Most lenders require "private mortgage insurance" coverage for all high-ratio conventional loans. These include home mortgage loans for amounts of more than 80 percent of the property's market value. The insurance protects the lender's interest, not that of the home buyer-borrower.
PMI coverage costs the buyer a significant chunk of money. The premium is usually charged in the form of an upfront fee and a continuing surcharge with monthly payments.
Typically, one pays 0.5 percent of the loan amount at closing, to cover the first year's premium. Then there is an annual rate of 0.43 percent of the loan amount, paid monthly for the first six years. After that point, there is an annual rate of 0.22 percent of the loan amount, according to Tom Cross of 1st Nationwide Bank.
For example, if you purchased a home for $200,000 with only a 10 percent down payment, you would need a mortgage loan in the amount of $180,000. The lender will probably require PMI coverage for that loan, costing you $900 at closing and adding $64.50 to your principal-interest monthly payments.
That monthly surcharge should be eliminated when the loan balance is lowered to the point where it's less than 80 percent of your home's value.

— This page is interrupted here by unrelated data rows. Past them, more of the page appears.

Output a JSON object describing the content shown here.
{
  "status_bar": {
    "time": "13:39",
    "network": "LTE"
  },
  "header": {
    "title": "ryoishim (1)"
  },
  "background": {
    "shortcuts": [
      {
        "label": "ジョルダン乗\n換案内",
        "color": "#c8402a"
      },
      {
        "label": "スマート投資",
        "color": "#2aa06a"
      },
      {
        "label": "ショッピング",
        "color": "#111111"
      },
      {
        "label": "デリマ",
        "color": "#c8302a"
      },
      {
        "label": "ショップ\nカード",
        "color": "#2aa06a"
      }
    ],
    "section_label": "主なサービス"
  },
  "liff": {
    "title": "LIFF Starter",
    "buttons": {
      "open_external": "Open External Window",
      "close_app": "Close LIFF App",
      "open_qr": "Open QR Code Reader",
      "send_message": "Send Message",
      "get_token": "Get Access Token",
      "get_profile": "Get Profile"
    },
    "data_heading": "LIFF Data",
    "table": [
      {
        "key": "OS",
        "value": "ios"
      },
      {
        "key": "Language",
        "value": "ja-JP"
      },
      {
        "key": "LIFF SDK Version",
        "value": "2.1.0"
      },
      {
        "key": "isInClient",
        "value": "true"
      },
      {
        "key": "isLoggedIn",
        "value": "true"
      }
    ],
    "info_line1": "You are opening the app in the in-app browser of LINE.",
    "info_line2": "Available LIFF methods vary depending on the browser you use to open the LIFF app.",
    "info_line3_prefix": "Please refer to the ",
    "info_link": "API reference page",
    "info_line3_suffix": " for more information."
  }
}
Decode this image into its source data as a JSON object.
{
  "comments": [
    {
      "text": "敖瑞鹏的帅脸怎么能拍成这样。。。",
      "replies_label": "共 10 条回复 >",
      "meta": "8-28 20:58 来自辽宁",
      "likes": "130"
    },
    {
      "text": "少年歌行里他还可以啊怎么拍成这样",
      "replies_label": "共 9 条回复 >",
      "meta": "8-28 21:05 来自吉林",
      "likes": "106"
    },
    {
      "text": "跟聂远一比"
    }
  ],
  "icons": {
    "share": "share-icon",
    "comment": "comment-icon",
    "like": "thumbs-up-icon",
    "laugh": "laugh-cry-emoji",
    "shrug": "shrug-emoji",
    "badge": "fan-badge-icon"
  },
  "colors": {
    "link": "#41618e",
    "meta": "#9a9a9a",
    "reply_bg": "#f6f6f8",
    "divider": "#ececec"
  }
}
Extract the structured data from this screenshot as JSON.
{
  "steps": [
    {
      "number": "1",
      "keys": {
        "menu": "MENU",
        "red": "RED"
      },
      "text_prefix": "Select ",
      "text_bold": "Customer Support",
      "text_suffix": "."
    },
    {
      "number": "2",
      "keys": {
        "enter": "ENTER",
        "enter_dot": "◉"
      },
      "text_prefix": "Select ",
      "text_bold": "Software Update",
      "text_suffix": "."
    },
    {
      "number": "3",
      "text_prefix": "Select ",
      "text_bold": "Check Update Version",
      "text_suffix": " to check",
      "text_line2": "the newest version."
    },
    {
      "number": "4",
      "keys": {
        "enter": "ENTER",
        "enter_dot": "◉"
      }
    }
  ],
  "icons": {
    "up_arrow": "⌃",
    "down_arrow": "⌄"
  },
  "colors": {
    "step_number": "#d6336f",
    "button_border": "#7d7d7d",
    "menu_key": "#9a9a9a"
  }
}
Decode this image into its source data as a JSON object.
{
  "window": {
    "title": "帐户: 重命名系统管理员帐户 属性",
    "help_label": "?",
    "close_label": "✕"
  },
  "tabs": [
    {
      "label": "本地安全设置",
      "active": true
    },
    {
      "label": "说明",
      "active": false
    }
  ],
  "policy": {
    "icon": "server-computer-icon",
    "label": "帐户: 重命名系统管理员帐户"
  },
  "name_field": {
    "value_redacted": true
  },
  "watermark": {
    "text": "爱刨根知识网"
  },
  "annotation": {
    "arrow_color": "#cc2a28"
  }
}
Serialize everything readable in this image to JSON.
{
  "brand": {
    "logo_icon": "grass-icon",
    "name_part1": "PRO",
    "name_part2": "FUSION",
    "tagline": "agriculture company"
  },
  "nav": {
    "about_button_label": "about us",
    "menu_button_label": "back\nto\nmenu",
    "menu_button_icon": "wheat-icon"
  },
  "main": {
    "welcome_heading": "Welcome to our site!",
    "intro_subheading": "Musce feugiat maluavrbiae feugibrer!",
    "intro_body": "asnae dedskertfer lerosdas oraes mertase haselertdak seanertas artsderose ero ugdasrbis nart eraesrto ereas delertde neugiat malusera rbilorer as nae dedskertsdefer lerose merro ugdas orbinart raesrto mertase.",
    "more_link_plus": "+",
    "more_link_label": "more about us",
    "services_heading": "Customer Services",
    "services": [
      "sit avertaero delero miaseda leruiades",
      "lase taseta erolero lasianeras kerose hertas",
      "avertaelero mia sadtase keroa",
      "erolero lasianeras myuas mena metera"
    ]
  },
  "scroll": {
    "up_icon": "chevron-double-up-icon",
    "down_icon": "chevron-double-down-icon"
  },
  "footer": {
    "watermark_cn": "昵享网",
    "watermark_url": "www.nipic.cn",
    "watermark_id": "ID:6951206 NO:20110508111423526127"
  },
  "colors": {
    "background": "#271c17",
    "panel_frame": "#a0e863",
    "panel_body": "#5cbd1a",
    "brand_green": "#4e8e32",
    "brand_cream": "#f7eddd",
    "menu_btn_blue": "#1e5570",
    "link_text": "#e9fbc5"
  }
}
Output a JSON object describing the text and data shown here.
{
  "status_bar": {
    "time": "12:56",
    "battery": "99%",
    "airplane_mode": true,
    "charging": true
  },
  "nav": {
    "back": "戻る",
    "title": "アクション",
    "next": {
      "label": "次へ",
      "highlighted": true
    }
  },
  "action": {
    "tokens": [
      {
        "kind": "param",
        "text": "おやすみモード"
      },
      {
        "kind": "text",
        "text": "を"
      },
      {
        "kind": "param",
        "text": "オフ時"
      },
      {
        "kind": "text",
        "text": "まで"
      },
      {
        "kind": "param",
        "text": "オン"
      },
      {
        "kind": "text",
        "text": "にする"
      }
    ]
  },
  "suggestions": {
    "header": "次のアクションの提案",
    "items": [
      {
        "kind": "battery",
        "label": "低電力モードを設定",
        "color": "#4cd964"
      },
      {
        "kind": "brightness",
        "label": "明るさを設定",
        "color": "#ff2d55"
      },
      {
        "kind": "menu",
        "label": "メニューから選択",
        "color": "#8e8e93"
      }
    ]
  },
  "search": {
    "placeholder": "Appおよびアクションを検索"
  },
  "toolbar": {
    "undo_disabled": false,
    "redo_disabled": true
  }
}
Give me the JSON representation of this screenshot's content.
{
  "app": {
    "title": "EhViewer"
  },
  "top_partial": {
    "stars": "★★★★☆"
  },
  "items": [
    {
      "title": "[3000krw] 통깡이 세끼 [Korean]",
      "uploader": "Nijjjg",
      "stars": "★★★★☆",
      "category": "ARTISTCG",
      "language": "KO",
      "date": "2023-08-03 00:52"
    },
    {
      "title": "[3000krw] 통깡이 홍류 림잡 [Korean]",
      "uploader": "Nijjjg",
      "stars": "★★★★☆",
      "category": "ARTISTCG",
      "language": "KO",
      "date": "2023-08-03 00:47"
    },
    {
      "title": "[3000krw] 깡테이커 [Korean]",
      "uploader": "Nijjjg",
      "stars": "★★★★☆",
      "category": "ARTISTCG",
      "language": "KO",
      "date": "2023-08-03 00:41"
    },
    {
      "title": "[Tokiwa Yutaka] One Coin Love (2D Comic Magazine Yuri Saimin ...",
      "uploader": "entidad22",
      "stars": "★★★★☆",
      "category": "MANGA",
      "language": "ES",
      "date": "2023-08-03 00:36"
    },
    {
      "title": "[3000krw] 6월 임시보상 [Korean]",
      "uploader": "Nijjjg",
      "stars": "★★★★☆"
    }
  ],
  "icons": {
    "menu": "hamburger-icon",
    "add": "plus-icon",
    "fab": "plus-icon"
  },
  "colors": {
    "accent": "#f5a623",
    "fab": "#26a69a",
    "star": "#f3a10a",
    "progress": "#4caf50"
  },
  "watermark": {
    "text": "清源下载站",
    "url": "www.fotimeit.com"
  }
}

That's achieved by amortizing the loan down with payments and/or documenting an increase in the property's market value.
With the lower loan-to-value ratio, the lender's risk is reduced and PMI coverage is no longer needed.
But the monthly surcharge probably will continue indefinitely until the buyer petitions the lender to cancel the premium charges added to monthly payments. Once this action is taken, and the lower ratio is documented, the PMI premium surcharge will probably be terminated.
But the premium cancellation is at the discretion of the lender, Mr. Cross said.
In some cases, the total PMI premium is financed -- added to the loan amount. That total premium is usually from 2.5 percent to 3 percent of the loan amount, Mr. Cross said.
In the above example ($180,000 loan), the financed PMI premium would be from $4,500 to $5,400. And, of course, the buyer would be paying interest on that amount throughout the loan term.
Lenders require PMI coverage for two reasons: They feel it's important to reduce their risk for high-ratio mortgage loans, and their loans must be insured to make them salable to the secondary market.
A few mortgage lending firms now self-insure their high-ratio loans, according to Cliff Norton, owner of a mortgage brokerage firm. These lending companies promote the fact that they accept high-ratio loans without the cost of PMI coverage. But they quietly kick up their basic interest rate a bit to cover their risk, Mr. Norton noted.
Most home mortgage loans are 80 percent or less of the property's market value, thus eliminating the need and expense of PMI coverage. And that's the best way to go, Mr. Norton advised. But there are a significant number of home buyers who need the high loan if they are to buy the home of their dreams.
Another way some homeowners pay too much in monthly payments is in the calculation of adjustable interest rates.
These rates are usually tied to an index that is respected as a credible indicator of prevailing interest rates and is readily available for public review. But one research firm recently reported that nearly a third of adjustable-rate loans are being incorrectly calculated for rate adjustments.
Don't be too trusting. Check the index against your adjustable interest rate.
And be sure to petition your lender to cancel the PMI premium surcharge when your loan balance dips below 80 percent of your home's value.
Q. Is Prudential phasing out its real estate brokerage operations?
A. No, those operations are expanding. Prudential Real Estate Affiliates is now the fourth largest real estate network in the country, generating $29.1 billion in sales last year alone.
Sales for the Prudential real estate network during the first seven months of this year increased 13.9 percent, and transactions were up 7.7 percent compared with the same period last year.
Prudential's performance outpaced the industry, which reported an increase of 3.9 percent in sales volume and a decrease of 1.8 percent in transactions for the first seven months of 1991, according to a Prudential report.
Q. Is the value of farmland increasing or decreasing?
A. Farmland has been generally increasing in value the past five years. In some areas, those value increases are now leveling off.
In Iowa, for example, farmland values are up by about 45 percent since the fall of 1986, according to a recent report from the Iowa Chapter of Realtors Land Institute. Values in the corn state are leveling off, the report stated.
Send inquiries to James M. Woodard, Copley News Service, P. .O Box 190, San Diego, Calif. 92112-0190.